Jan 24, 2024
24 January, 2024. Outwardly emerging markets equity returns appear to have disappointed again in 2023, with the benchmark EM index up only 10% in an otherwise strong year for global equity markets. But a deeper analysis reveals much to be positive about. For example, 19 out of 24 emerging markets registered positive US$ returns in 2023. Of the top 8 markets (88% of the universe), 7 registered positive returns, with 6 of the 7 seeing strongly positive double digit returns. Eastern European equities were up 47%, Latin American equities by 33% and Asian equities by 8%. So why the seemingly weak headline performance of EM? That is entirely due to a rather large bear in the China shop driving returns in that market for the year down -11%. EM ex-China performed robustly up +20% for the year. If a bull was ever to chase the bear out of the China shop, returns could be very strong for the asset class.

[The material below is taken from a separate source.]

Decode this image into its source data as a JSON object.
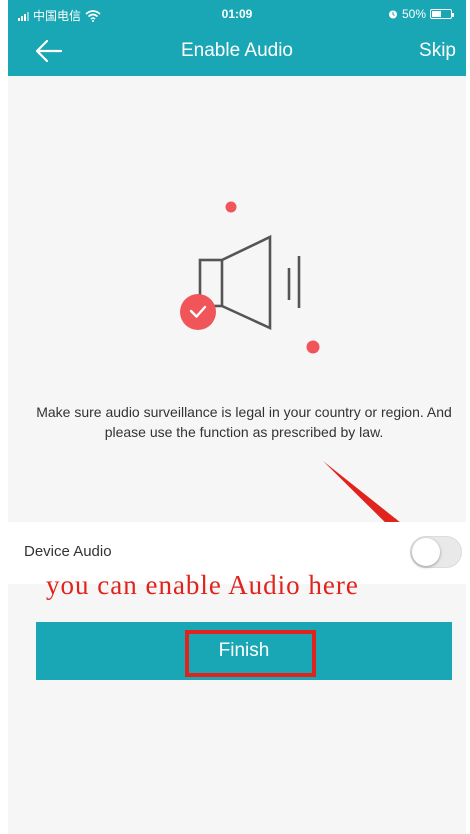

A disparate range of countries, at different points in their economic cycles and with widely differing policy environments, emerging markets are an early-cycle asset class and tend to perform strongly as the world recovers from a recession. Rates in emerging markets have been higher for longer, meaning there are more levers to pull as and when we find ourselves back in a period of monetary loosening. Furthermore, interest rates have normalised between developed and emerging markets, meaning developed markets have lost their low cost of capital tailwind, with the playing field now looking a lot more even. We are close to peak negativity on China, be it politically, economically or corporately.
Finally, one of the big things that drives our asset class is the US dollar. If rates are close to peaking in the US, that removes a big tailwind to the US dollar. If we think the dollar has peaked, that is a positive environment for emerging markets. This makes for an exciting stock-picking opportunity looking forward in our view. In particular, with economic growth likely to be slow and/or slowing in 2024, we believe markets are likely to reward companies that can “win” in this environment and punish “losers” ferociously.
Therefore, we can see the potential for returns to be driven much more by the companies that have been most resilient or have adapted best to this turbulence. However, there are also likely to be many companies which have yet to wake up to the changes the volatile macro situation has wrought in their businesses. In other words, we are hopeful this will be a year where the market focuses on winning and losing companies, creating a much friendlier environment for stockpickers.
The great thing about the Chinese market is how deep and diverse it is. There are 4,000 listed companies across a wide range of different industries and those industries have sub-cycles in them. We are excited by the energy transition, where China is a leading player, the shift to consumer premiumisation, and travel, where currently, flights from the US to China are still only at 10% capacity relative to pre-Covid volumes.
Looking elsewhere, and this is true of the asset class more broadly, if one country or industry is troubled, there is normally another country or industry doing very well indeed, and that is the case now. While China is obviously going through a tough patch, but we don’t believe it is structurally challenged.
Outside of China, Latin America has had extremely elevated interest rates for some time, and inflation appears under control, meaning when interest rates come down again, that will be positive for those markets. The Middle East is experiencing a capex boom as countries invest the oil windfall into transitioning their economies into a post-oil environment. Additionally, places like Mexico, Thailand, Malaysia and Indonesia are benefiting from supply chains relocating out of China.
If we look industry-wide, technology has been a tough place to be over the last year because we have been working through an inventory glut post-Covid. Given the boom in AI, companies must invest in bigger, better, faster data in their IT systems to keep up. We think there is a great longer-term resource story.
Therefore, we look at a world that we believe is rich in opportunity for our investment process, where the emerging market opportunity has not been so out of favour for 20+ years. This could be a rich period for both market alpha and beta in the emerging world. It is also worth noting that 2024 will profile one of the great positives in our world today – elections involving 4 billion people globally, many of them in emerging markets. We are convinced that Churchill was right, and that democracy is the worst way to run the world apart from all the other ways….thus elections are both a wonderful thing to behold but also a rich source of risk for an investor. Consequently, careful management of risk will also be essential in 2024; that 2024 may bring surprises should not be surprising given the lessons of this decade so far.